What is required. Type out each entry exactly.

(Information provided)

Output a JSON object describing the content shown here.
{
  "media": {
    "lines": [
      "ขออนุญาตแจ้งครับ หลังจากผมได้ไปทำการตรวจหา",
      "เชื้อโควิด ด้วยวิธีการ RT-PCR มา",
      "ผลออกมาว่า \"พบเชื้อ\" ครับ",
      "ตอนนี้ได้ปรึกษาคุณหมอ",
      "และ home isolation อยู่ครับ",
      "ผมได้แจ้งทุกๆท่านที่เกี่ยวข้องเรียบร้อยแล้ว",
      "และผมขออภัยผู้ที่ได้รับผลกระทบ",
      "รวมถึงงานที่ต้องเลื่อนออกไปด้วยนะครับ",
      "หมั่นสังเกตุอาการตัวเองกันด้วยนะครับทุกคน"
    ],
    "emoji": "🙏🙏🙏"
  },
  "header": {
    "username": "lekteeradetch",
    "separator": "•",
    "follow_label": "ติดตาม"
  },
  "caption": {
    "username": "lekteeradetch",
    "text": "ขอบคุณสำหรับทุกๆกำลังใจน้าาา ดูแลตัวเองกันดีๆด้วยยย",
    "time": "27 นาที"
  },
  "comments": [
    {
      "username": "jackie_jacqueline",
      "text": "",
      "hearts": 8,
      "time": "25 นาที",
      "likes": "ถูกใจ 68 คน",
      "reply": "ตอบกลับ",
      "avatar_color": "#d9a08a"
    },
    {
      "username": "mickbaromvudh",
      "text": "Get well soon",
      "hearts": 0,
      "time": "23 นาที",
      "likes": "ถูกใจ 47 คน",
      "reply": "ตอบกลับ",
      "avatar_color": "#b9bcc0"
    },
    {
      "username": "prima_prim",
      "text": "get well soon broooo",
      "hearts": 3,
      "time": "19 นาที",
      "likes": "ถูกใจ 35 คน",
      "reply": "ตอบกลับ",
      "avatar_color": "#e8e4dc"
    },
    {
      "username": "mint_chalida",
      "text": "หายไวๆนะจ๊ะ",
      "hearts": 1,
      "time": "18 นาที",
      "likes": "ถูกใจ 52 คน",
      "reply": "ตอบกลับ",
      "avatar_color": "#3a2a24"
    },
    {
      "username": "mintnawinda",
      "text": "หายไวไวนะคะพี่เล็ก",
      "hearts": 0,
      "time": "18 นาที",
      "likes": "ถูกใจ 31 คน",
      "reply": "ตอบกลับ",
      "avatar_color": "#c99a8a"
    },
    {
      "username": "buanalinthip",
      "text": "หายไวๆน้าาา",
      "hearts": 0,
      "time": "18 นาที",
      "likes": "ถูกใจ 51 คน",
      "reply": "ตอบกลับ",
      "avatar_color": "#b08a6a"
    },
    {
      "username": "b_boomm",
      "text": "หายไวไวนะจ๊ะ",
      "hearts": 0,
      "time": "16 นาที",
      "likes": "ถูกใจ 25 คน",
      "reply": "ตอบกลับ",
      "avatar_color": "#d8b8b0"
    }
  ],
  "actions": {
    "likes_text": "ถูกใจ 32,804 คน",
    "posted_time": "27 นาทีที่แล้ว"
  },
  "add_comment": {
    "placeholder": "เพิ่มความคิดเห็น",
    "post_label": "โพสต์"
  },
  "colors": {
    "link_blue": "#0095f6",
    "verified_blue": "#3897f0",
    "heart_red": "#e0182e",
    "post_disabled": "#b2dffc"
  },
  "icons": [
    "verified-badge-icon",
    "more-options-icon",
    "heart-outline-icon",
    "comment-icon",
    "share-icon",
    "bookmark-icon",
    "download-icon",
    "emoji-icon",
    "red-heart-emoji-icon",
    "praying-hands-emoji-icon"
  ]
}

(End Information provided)

Task output.
Output a JSON object describing the content shown here.
{
  "media": {
    "lines": [
      "ขออนุญาตแจ้งครับ หลังจากผมได้ไปทำการตรวจหา",
      "เชื้อโควิด ด้วยวิธีการ RT-PCR มา",
      "ผลออกมาว่า \"พบเชื้อ\" ครับ",
      "ตอนนี้ได้ปรึกษาคุณหมอ",
      "และ home isolation อยู่ครับ",
      "ผมได้แจ้งทุกๆท่านที่เกี่ยวข้องเรียบร้อยแล้ว",
      "และผมขออภัยผู้ที่ได้รับผลกระทบ",
      "รวมถึงงานที่ต้องเลื่อนออกไปด้วยนะครับ",
      "หมั่นสังเกตุอาการตัวเองกันด้วยนะครับทุกคน"
    ],
    "emoji": "🙏🙏🙏"
  },
  "header": {
    "username": "lekteeradetch",
    "separator": "•",
    "follow_label": "ติดตาม"
  },
  "caption": {
    "username": "lekteeradetch",
    "text": "ขอบคุณสำหรับทุกๆกำลังใจน้าาา ดูแลตัวเองกันดีๆด้วยยย",
    "time": "27 นาที"
  },
  "comments": [
    {
      "username": "jackie_jacqueline",
      "text": "",
      "hearts": 8,
      "time": "25 นาที",
      "likes": "ถูกใจ 68 คน",
      "reply": "ตอบกลับ",
      "avatar_color": "#d9a08a"
    },
    {
      "username": "mickbaromvudh",
      "text": "Get well soon",
      "hearts": 0,
      "time": "23 นาที",
      "likes": "ถูกใจ 47 คน",
      "reply": "ตอบกลับ",
      "avatar_color": "#b9bcc0"
    },
    {
      "username": "prima_prim",
      "text": "get well soon broooo",
      "hearts": 3,
      "time": "19 นาที",
      "likes": "ถูกใจ 35 คน",
      "reply": "ตอบกลับ",
      "avatar_color": "#e8e4dc"
    },
    {
      "username": "mint_chalida",
      "text": "หายไวๆนะจ๊ะ",
      "hearts": 1,
      "time": "18 นาที",
      "likes": "ถูกใจ 52 คน",
      "reply": "ตอบกลับ",
      "avatar_color": "#3a2a24"
    },
    {
      "username": "mintnawinda",
      "text": "หายไวไวนะคะพี่เล็ก",
      "hearts": 0,
      "time": "18 นาที",
      "likes": "ถูกใจ 31 คน",
      "reply": "ตอบกลับ",
      "avatar_color": "#c99a8a"
    },
    {
      "username": "buanalinthip",
      "text": "หายไวๆน้าาา",
      "hearts": 0,
      "time": "18 นาที",
      "likes": "ถูกใจ 51 คน",
      "reply": "ตอบกลับ",
      "avatar_color": "#b08a6a"
    },
    {
      "username": "b_boomm",
      "text": "หายไวไวนะจ๊ะ",
      "hearts": 0,
      "time": "16 นาที",
      "likes": "ถูกใจ 25 คน",
      "reply": "ตอบกลับ",
      "avatar_color": "#d8b8b0"
    }
  ],
  "actions": {
    "likes_text": "ถูกใจ 32,804 คน",
    "posted_time": "27 นาทีที่แล้ว"
  },
  "add_comment": {
    "placeholder": "เพิ่มความคิดเห็น",
    "post_label": "โพสต์"
  },
  "colors": {
    "link_blue": "#0095f6",
    "verified_blue": "#3897f0",
    "heart_red": "#e0182e",
    "post_disabled": "#b2dffc"
  },
  "icons": [
    "verified-badge-icon",
    "more-options-icon",
    "heart-outline-icon",
    "comment-icon",
    "share-icon",
    "bookmark-icon",
    "download-icon",
    "emoji-icon",
    "red-heart-emoji-icon",
    "praying-hands-emoji-icon"
  ]
}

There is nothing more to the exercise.